##### Records provided

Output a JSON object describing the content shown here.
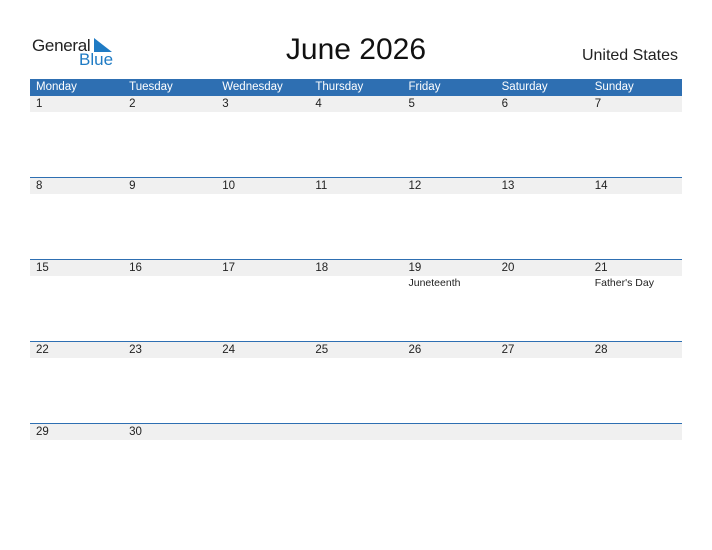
{
  "logo": {
    "part1": "General",
    "part2": "Blue"
  },
  "title": "June 2026",
  "country": "United States",
  "weekdays": [
    "Monday",
    "Tuesday",
    "Wednesday",
    "Thursday",
    "Friday",
    "Saturday",
    "Sunday"
  ],
  "weeks": [
    {
      "dates": [
        "1",
        "2",
        "3",
        "4",
        "5",
        "6",
        "7"
      ],
      "events": [
        "",
        "",
        "",
        "",
        "",
        "",
        ""
      ]
    },
    {
      "dates": [
        "8",
        "9",
        "10",
        "11",
        "12",
        "13",
        "14"
      ],
      "events": [
        "",
        "",
        "",
        "",
        "",
        "",
        ""
      ]
    },
    {
      "dates": [
        "15",
        "16",
        "17",
        "18",
        "19",
        "20",
        "21"
      ],
      "events": [
        "",
        "",
        "",
        "",
        "Juneteenth",
        "",
        "Father's Day"
      ]
    },
    {
      "dates": [
        "22",
        "23",
        "24",
        "25",
        "26",
        "27",
        "28"
      ],
      "events": [
        "",
        "",
        "",
        "",
        "",
        "",
        ""
      ]
    },
    {
      "dates": [
        "29",
        "30",
        "",
        "",
        "",
        "",
        ""
      ],
      "events": [
        "",
        "",
        "",
        "",
        "",
        "",
        ""
      ]
    }
  ],
  "colors": {
    "header": "#2e6fb2",
    "date_band": "#f0f0f0",
    "brand_blue": "#1f7bc4"
  }
}
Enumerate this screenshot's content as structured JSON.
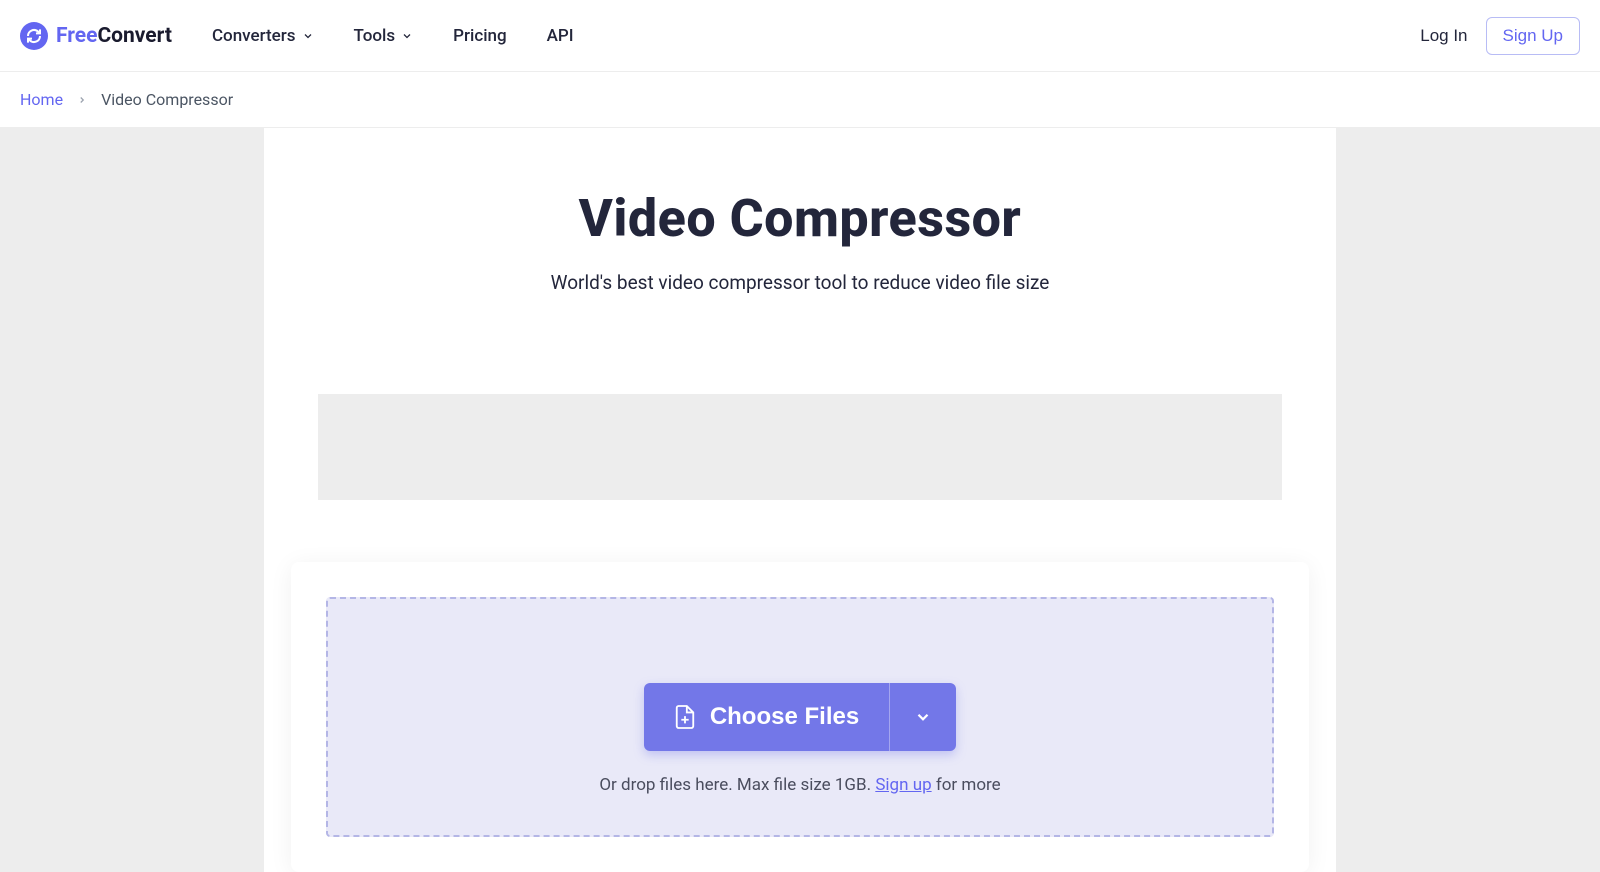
{
  "header": {
    "logo_free": "Free",
    "logo_convert": "Convert",
    "nav": {
      "converters": "Converters",
      "tools": "Tools",
      "pricing": "Pricing",
      "api": "API"
    },
    "auth": {
      "login": "Log In",
      "signup": "Sign Up"
    }
  },
  "breadcrumb": {
    "home": "Home",
    "current": "Video Compressor"
  },
  "hero": {
    "title": "Video Compressor",
    "subtitle": "World's best video compressor tool to reduce video file size"
  },
  "dropzone": {
    "choose_files": "Choose Files",
    "drop_text_prefix": "Or drop files here. Max file size 1GB. ",
    "signup_link": "Sign up",
    "drop_text_suffix": " for more"
  }
}
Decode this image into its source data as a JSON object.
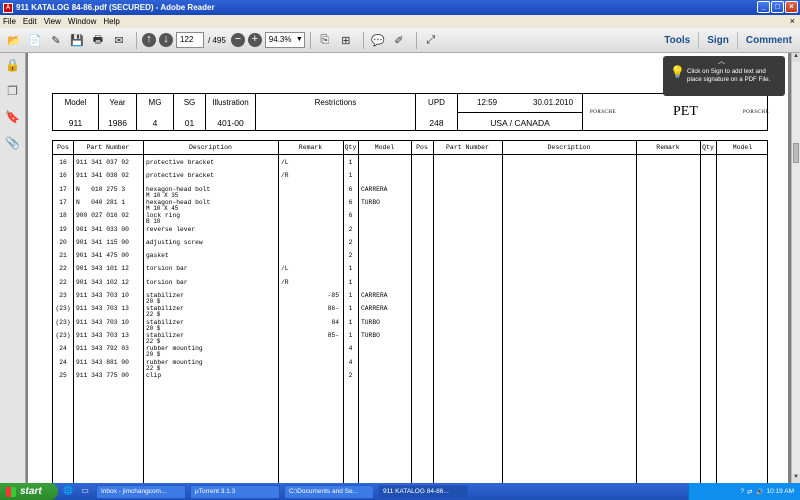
{
  "window": {
    "title": "911 KATALOG 84-86.pdf (SECURED) - Adobe Reader",
    "app_icon_text": "A"
  },
  "menu": [
    "File",
    "Edit",
    "View",
    "Window",
    "Help"
  ],
  "toolbar": {
    "page_current": "122",
    "page_total": "/ 495",
    "zoom": "94.3%",
    "links": [
      "Tools",
      "Sign",
      "Comment"
    ]
  },
  "tooltip": {
    "text": "Click on Sign to add text and place signature on a PDF File."
  },
  "header": {
    "model_label": "Model",
    "model": "911",
    "year_label": "Year",
    "year": "1986",
    "mg_label": "MG",
    "mg": "4",
    "sg_label": "SG",
    "sg": "01",
    "illustration_label": "Illustration",
    "illustration": "401-00",
    "restrictions_label": "Restrictions",
    "upd_label": "UPD",
    "upd": "248",
    "time": "12:59",
    "date": "30.01.2010",
    "market": "USA / CANADA",
    "brand_left": "PORSCHE",
    "brand_center": "PET",
    "brand_right": "PORSCHE"
  },
  "table": {
    "columns": [
      "Pos",
      "Part Number",
      "Description",
      "Remark",
      "Qty",
      "Model"
    ],
    "rows": [
      {
        "pos": "16",
        "part": "911 341 037 02",
        "desc": "protective bracket",
        "sub": "",
        "remark": "/L",
        "qty": "1",
        "model": ""
      },
      {
        "pos": "16",
        "part": "911 341 038 02",
        "desc": "protective bracket",
        "sub": "",
        "remark": "/R",
        "qty": "1",
        "model": ""
      },
      {
        "pos": "17",
        "part": "N   010 275 3",
        "desc": "hexagon-head bolt",
        "sub": "M 10 X 35",
        "remark": "",
        "qty": "6",
        "model": "CARRERA"
      },
      {
        "pos": "17",
        "part": "N   040 281 1",
        "desc": "hexagon-head bolt",
        "sub": "M 10 X 45",
        "remark": "",
        "qty": "6",
        "model": "TURBO"
      },
      {
        "pos": "18",
        "part": "900 027 016 02",
        "desc": "lock ring",
        "sub": "B 10",
        "remark": "",
        "qty": "6",
        "model": ""
      },
      {
        "pos": "19",
        "part": "901 341 033 00",
        "desc": "reverse lever",
        "sub": "",
        "remark": "",
        "qty": "2",
        "model": ""
      },
      {
        "pos": "20",
        "part": "901 341 115 00",
        "desc": "adjusting screw",
        "sub": "",
        "remark": "",
        "qty": "2",
        "model": ""
      },
      {
        "pos": "21",
        "part": "901 341 475 00",
        "desc": "gasket",
        "sub": "",
        "remark": "",
        "qty": "2",
        "model": ""
      },
      {
        "pos": "22",
        "part": "901 343 101 12",
        "desc": "torsion bar",
        "sub": "",
        "remark": "/L",
        "qty": "1",
        "model": ""
      },
      {
        "pos": "22",
        "part": "901 343 102 12",
        "desc": "torsion bar",
        "sub": "",
        "remark": "/R",
        "qty": "1",
        "model": ""
      },
      {
        "pos": "23",
        "part": "911 343 703 10",
        "desc": "stabilizer",
        "sub": "20 $",
        "remark": "-85",
        "qty": "1",
        "model": "CARRERA"
      },
      {
        "pos": "(23)",
        "part": "911 343 703 13",
        "desc": "stabilizer",
        "sub": "22 $",
        "remark": "86-",
        "qty": "1",
        "model": "CARRERA"
      },
      {
        "pos": "(23)",
        "part": "911 343 703 10",
        "desc": "stabilizer",
        "sub": "20 $",
        "remark": "84",
        "qty": "1",
        "model": "TURBO"
      },
      {
        "pos": "(23)",
        "part": "911 343 703 13",
        "desc": "stabilizer",
        "sub": "22 $",
        "remark": "85-",
        "qty": "1",
        "model": "TURBO"
      },
      {
        "pos": "24",
        "part": "911 343 792 03",
        "desc": "rubber mounting",
        "sub": "20 $",
        "remark": "",
        "qty": "4",
        "model": ""
      },
      {
        "pos": "24",
        "part": "911 343 881 00",
        "desc": "rubber mounting",
        "sub": "22 $",
        "remark": "",
        "qty": "4",
        "model": ""
      },
      {
        "pos": "25",
        "part": "911 343 775 00",
        "desc": "clip",
        "sub": "",
        "remark": "",
        "qty": "2",
        "model": ""
      }
    ]
  },
  "taskbar": {
    "start": "start",
    "tasks": [
      "Inbox - jimchangcom...",
      "µTorrent 3.1.3",
      "C:\\Documents and Se...",
      "911 KATALOG 84-86..."
    ],
    "clock": "10:19 AM"
  },
  "colors": {
    "titlebar": "#1a47b8",
    "link": "#1d4f8d",
    "tooltip_bg": "#3a3a3a"
  }
}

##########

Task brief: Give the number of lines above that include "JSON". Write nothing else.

Exercise result: 3